Which other guests on the album would you like to mention?
Everyone deserves a mention, because everyone contributed their part to the final sound of the individual tracks and the album as a whole. But if I had to single someone out, it would definitely be J Eoin, an excellent songwriter and guitarist who has been a key figure throughout my artistic career. Another who deserves a mention is Fiachna Ó Braonáin, a member of the band Hothouse Flowers and also a presenter on Ireland's national radio station, RTÉ Radio 1. And to top it all off - Aidan O'Grady, the drummer of The Pale. The beginnings of our friendship can be traced back to the Folk celebrations in Náměšti nad Oslavou, where The Pale played on the recommendation of Glen Hansard and the band members gradually became my musical brothers.
Each song has a different arrangement and different guests. Can such an album be played live at all?
Putting this line-up together to play live is almost impossible, as musicians from all corners of Ireland contributed to the album, and in addition some of them are very busy. That's one of the advantages of recording, that you can invite whoever you want to the studio. However, we are currently arranging concerts, something is coming up in the autumn. You'll hear all about it on social media once we've fine-tuned all the details.
It's not just the number of guests, but also the fact that there are a lot of different instruments on the record, such as Hammond organ, accordion and mandolin. So which is more likely - that there will be a band that will play those songs, or that you will play them more often just by yourself with a guitar?
I consider myself with a guitar to be the ideal concert version, due to the fact that the songs are heavily built on lyrics.

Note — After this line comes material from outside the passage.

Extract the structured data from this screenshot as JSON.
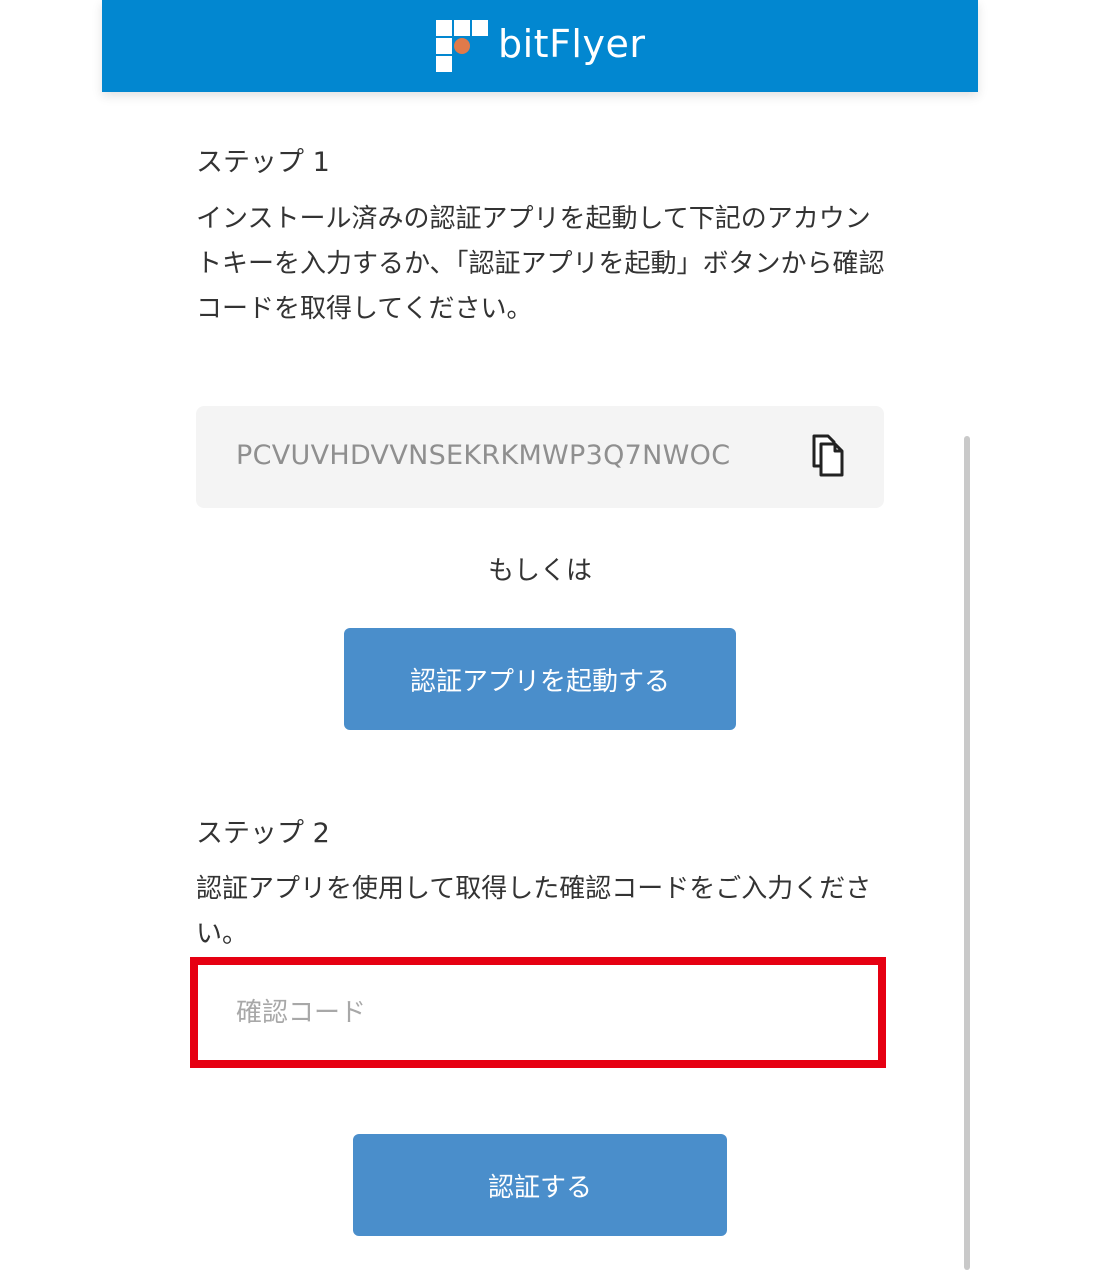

So I want the audience to listen to the lyrics at the concert and be able to read between the lines. And an intimate delivery is better for that.